◆ **TRY IT**: Every line of the material must be written out again unchanged.

:: SUPPLIED MATERIAL ::

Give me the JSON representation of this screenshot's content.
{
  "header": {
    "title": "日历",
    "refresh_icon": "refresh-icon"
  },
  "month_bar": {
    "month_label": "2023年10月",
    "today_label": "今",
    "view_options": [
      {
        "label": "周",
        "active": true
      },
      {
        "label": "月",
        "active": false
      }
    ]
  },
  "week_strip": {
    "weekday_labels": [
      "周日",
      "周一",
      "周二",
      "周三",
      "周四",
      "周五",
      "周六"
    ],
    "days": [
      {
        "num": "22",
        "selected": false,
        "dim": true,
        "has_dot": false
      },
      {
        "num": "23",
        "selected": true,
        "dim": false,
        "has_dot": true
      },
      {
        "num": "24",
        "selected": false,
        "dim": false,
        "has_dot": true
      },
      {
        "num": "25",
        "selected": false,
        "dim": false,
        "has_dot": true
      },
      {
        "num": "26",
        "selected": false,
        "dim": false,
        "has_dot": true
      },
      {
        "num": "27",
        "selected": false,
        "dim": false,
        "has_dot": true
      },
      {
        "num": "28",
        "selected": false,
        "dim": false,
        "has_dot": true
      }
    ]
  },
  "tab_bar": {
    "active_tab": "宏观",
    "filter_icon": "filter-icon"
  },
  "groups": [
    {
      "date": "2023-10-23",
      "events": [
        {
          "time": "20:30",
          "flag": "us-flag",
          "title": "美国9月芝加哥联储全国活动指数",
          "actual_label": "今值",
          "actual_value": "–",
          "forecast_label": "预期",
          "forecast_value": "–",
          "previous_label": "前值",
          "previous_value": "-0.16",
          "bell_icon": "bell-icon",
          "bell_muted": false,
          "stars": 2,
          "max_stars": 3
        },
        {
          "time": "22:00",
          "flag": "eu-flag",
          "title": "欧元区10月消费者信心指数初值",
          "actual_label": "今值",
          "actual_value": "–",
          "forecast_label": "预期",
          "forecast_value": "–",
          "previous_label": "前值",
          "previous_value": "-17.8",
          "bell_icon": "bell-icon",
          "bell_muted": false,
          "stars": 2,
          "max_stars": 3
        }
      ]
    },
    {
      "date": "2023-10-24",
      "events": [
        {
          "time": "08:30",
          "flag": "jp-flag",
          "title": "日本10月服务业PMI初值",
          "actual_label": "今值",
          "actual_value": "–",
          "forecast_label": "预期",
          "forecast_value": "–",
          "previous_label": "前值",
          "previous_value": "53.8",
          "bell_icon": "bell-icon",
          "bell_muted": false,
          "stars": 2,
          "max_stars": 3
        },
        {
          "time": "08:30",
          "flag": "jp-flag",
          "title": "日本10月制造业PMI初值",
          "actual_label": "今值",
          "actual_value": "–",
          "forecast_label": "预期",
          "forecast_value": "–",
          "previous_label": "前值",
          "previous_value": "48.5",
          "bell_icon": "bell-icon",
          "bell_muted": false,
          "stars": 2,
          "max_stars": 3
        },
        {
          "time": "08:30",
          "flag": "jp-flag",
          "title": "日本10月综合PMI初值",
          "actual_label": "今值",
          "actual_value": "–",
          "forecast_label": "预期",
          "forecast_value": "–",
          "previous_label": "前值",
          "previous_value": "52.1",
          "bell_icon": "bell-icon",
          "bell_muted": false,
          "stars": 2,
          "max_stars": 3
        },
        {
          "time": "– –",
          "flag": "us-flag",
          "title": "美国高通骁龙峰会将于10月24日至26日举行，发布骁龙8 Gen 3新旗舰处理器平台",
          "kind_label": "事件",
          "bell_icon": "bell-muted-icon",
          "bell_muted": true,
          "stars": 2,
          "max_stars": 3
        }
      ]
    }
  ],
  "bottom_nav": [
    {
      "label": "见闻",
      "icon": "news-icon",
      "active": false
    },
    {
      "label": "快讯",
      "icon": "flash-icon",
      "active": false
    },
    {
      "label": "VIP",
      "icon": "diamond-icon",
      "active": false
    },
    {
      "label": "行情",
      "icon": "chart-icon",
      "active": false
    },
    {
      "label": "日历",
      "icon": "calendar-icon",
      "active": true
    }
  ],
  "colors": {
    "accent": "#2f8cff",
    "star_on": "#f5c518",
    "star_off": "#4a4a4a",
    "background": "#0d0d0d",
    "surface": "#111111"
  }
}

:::

◆ **EXERCISE SOLUTION**:
Give me the JSON representation of this screenshot's content.
{
  "header": {
    "title": "日历",
    "refresh_icon": "refresh-icon"
  },
  "month_bar": {
    "month_label": "2023年10月",
    "today_label": "今",
    "view_options": [
      {
        "label": "周",
        "active": true
      },
      {
        "label": "月",
        "active": false
      }
    ]
  },
  "week_strip": {
    "weekday_labels": [
      "周日",
      "周一",
      "周二",
      "周三",
      "周四",
      "周五",
      "周六"
    ],
    "days": [
      {
        "num": "22",
        "selected": false,
        "dim": true,
        "has_dot": false
      },
      {
        "num": "23",
        "selected": true,
        "dim": false,
        "has_dot": true
      },
      {
        "num": "24",
        "selected": false,
        "dim": false,
        "has_dot": true
      },
      {
        "num": "25",
        "selected": false,
        "dim": false,
        "has_dot": true
      },
      {
        "num": "26",
        "selected": false,
        "dim": false,
        "has_dot": true
      },
      {
        "num": "27",
        "selected": false,
        "dim": false,
        "has_dot": true
      },
      {
        "num": "28",
        "selected": false,
        "dim": false,
        "has_dot": true
      }
    ]
  },
  "tab_bar": {
    "active_tab": "宏观",
    "filter_icon": "filter-icon"
  },
  "groups": [
    {
      "date": "2023-10-23",
      "events": [
        {
          "time": "20:30",
          "flag": "us-flag",
          "title": "美国9月芝加哥联储全国活动指数",
          "actual_label": "今值",
          "actual_value": "–",
          "forecast_label": "预期",
          "forecast_value": "–",
          "previous_label": "前值",
          "previous_value": "-0.16",
          "bell_icon": "bell-icon",
          "bell_muted": false,
          "stars": 2,
          "max_stars": 3
        },
        {
          "time": "22:00",
          "flag": "eu-flag",
          "title": "欧元区10月消费者信心指数初值",
          "actual_label": "今值",
          "actual_value": "–",
          "forecast_label": "预期",
          "forecast_value": "–",
          "previous_label": "前值",
          "previous_value": "-17.8",
          "bell_icon": "bell-icon",
          "bell_muted": false,
          "stars": 2,
          "max_stars": 3
        }
      ]
    },
    {
      "date": "2023-10-24",
      "events": [
        {
          "time": "08:30",
          "flag": "jp-flag",
          "title": "日本10月服务业PMI初值",
          "actual_label": "今值",
          "actual_value": "–",
          "forecast_label": "预期",
          "forecast_value": "–",
          "previous_label": "前值",
          "previous_value": "53.8",
          "bell_icon": "bell-icon",
          "bell_muted": false,
          "stars": 2,
          "max_stars": 3
        },
        {
          "time": "08:30",
          "flag": "jp-flag",
          "title": "日本10月制造业PMI初值",
          "actual_label": "今值",
          "actual_value": "–",
          "forecast_label": "预期",
          "forecast_value": "–",
          "previous_label": "前值",
          "previous_value": "48.5",
          "bell_icon": "bell-icon",
          "bell_muted": false,
          "stars": 2,
          "max_stars": 3
        },
        {
          "time": "08:30",
          "flag": "jp-flag",
          "title": "日本10月综合PMI初值",
          "actual_label": "今值",
          "actual_value": "–",
          "forecast_label": "预期",
          "forecast_value": "–",
          "previous_label": "前值",
          "previous_value": "52.1",
          "bell_icon": "bell-icon",
          "bell_muted": false,
          "stars": 2,
          "max_stars": 3
        },
        {
          "time": "– –",
          "flag": "us-flag",
          "title": "美国高通骁龙峰会将于10月24日至26日举行，发布骁龙8 Gen 3新旗舰处理器平台",
          "kind_label": "事件",
          "bell_icon": "bell-muted-icon",
          "bell_muted": true,
          "stars": 2,
          "max_stars": 3
        }
      ]
    }
  ],
  "bottom_nav": [
    {
      "label": "见闻",
      "icon": "news-icon",
      "active": false
    },
    {
      "label": "快讯",
      "icon": "flash-icon",
      "active": false
    },
    {
      "label": "VIP",
      "icon": "diamond-icon",
      "active": false
    },
    {
      "label": "行情",
      "icon": "chart-icon",
      "active": false
    },
    {
      "label": "日历",
      "icon": "calendar-icon",
      "active": true
    }
  ],
  "colors": {
    "accent": "#2f8cff",
    "star_on": "#f5c518",
    "star_off": "#4a4a4a",
    "background": "#0d0d0d",
    "surface": "#111111"
  }
}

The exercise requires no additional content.